• Supplied data
--

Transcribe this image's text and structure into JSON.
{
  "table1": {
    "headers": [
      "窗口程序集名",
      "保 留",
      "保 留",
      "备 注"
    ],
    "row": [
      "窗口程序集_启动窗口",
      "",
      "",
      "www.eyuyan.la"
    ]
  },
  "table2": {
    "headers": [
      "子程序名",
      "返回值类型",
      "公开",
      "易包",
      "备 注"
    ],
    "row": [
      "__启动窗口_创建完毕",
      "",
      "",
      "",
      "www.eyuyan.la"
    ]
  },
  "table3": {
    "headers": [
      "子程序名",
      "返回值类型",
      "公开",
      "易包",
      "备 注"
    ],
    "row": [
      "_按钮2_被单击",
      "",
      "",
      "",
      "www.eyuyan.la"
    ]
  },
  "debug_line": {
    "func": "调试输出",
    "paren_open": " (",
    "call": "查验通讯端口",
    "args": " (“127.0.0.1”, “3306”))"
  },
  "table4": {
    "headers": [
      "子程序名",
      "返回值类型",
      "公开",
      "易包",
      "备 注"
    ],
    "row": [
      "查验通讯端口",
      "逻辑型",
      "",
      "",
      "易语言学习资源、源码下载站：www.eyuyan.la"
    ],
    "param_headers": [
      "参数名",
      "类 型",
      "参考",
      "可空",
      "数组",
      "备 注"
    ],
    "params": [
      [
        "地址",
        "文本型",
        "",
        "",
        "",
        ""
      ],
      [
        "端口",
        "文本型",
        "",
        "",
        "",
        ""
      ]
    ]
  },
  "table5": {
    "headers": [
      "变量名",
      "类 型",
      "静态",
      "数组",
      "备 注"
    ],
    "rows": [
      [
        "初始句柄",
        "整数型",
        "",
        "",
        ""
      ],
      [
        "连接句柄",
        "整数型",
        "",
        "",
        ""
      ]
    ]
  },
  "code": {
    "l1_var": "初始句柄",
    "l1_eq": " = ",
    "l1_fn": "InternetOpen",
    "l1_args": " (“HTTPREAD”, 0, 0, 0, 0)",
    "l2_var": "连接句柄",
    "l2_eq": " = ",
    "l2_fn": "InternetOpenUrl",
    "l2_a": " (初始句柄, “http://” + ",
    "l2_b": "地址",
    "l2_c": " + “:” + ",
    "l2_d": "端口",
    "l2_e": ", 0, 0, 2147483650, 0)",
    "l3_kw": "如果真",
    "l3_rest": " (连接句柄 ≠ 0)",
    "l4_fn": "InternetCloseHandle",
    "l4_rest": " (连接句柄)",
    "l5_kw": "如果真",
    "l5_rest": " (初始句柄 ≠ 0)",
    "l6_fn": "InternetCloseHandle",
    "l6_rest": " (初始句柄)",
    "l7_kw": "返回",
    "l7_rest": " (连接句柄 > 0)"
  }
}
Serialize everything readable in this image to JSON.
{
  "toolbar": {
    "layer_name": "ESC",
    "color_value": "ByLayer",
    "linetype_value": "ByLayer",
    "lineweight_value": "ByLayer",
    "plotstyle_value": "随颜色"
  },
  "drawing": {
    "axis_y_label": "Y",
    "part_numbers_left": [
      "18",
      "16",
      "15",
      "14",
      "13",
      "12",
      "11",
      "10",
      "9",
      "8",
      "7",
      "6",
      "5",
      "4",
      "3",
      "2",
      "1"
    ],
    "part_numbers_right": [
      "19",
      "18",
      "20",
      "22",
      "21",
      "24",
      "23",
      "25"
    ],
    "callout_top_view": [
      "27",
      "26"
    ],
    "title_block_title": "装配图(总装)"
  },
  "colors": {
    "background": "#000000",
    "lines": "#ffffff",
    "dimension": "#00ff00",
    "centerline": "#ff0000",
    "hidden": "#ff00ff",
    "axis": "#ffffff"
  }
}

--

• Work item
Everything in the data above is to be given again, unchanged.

• Problem solution
Transcribe this image's text and structure into JSON.
{
  "table1": {
    "headers": [
      "窗口程序集名",
      "保 留",
      "保 留",
      "备 注"
    ],
    "row": [
      "窗口程序集_启动窗口",
      "",
      "",
      "www.eyuyan.la"
    ]
  },
  "table2": {
    "headers": [
      "子程序名",
      "返回值类型",
      "公开",
      "易包",
      "备 注"
    ],
    "row": [
      "__启动窗口_创建完毕",
      "",
      "",
      "",
      "www.eyuyan.la"
    ]
  },
  "table3": {
    "headers": [
      "子程序名",
      "返回值类型",
      "公开",
      "易包",
      "备 注"
    ],
    "row": [
      "_按钮2_被单击",
      "",
      "",
      "",
      "www.eyuyan.la"
    ]
  },
  "debug_line": {
    "func": "调试输出",
    "paren_open": " (",
    "call": "查验通讯端口",
    "args": " (“127.0.0.1”, “3306”))"
  },
  "table4": {
    "headers": [
      "子程序名",
      "返回值类型",
      "公开",
      "易包",
      "备 注"
    ],
    "row": [
      "查验通讯端口",
      "逻辑型",
      "",
      "",
      "易语言学习资源、源码下载站：www.eyuyan.la"
    ],
    "param_headers": [
      "参数名",
      "类 型",
      "参考",
      "可空",
      "数组",
      "备 注"
    ],
    "params": [
      [
        "地址",
        "文本型",
        "",
        "",
        "",
        ""
      ],
      [
        "端口",
        "文本型",
        "",
        "",
        "",
        ""
      ]
    ]
  },
  "table5": {
    "headers": [
      "变量名",
      "类 型",
      "静态",
      "数组",
      "备 注"
    ],
    "rows": [
      [
        "初始句柄",
        "整数型",
        "",
        "",
        ""
      ],
      [
        "连接句柄",
        "整数型",
        "",
        "",
        ""
      ]
    ]
  },
  "code": {
    "l1_var": "初始句柄",
    "l1_eq": " = ",
    "l1_fn": "InternetOpen",
    "l1_args": " (“HTTPREAD”, 0, 0, 0, 0)",
    "l2_var": "连接句柄",
    "l2_eq": " = ",
    "l2_fn": "InternetOpenUrl",
    "l2_a": " (初始句柄, “http://” + ",
    "l2_b": "地址",
    "l2_c": " + “:” + ",
    "l2_d": "端口",
    "l2_e": ", 0, 0, 2147483650, 0)",
    "l3_kw": "如果真",
    "l3_rest": " (连接句柄 ≠ 0)",
    "l4_fn": "InternetCloseHandle",
    "l4_rest": " (连接句柄)",
    "l5_kw": "如果真",
    "l5_rest": " (初始句柄 ≠ 0)",
    "l6_fn": "InternetCloseHandle",
    "l6_rest": " (初始句柄)",
    "l7_kw": "返回",
    "l7_rest": " (连接句柄 > 0)"
  }
}
Serialize everything readable in this image to JSON.
{
  "toolbar": {
    "layer_name": "ESC",
    "color_value": "ByLayer",
    "linetype_value": "ByLayer",
    "lineweight_value": "ByLayer",
    "plotstyle_value": "随颜色"
  },
  "drawing": {
    "axis_y_label": "Y",
    "part_numbers_left": [
      "18",
      "16",
      "15",
      "14",
      "13",
      "12",
      "11",
      "10",
      "9",
      "8",
      "7",
      "6",
      "5",
      "4",
      "3",
      "2",
      "1"
    ],
    "part_numbers_right": [
      "19",
      "18",
      "20",
      "22",
      "21",
      "24",
      "23",
      "25"
    ],
    "callout_top_view": [
      "27",
      "26"
    ],
    "title_block_title": "装配图(总装)"
  },
  "colors": {
    "background": "#000000",
    "lines": "#ffffff",
    "dimension": "#00ff00",
    "centerline": "#ff0000",
    "hidden": "#ff00ff",
    "axis": "#ffffff"
  }
}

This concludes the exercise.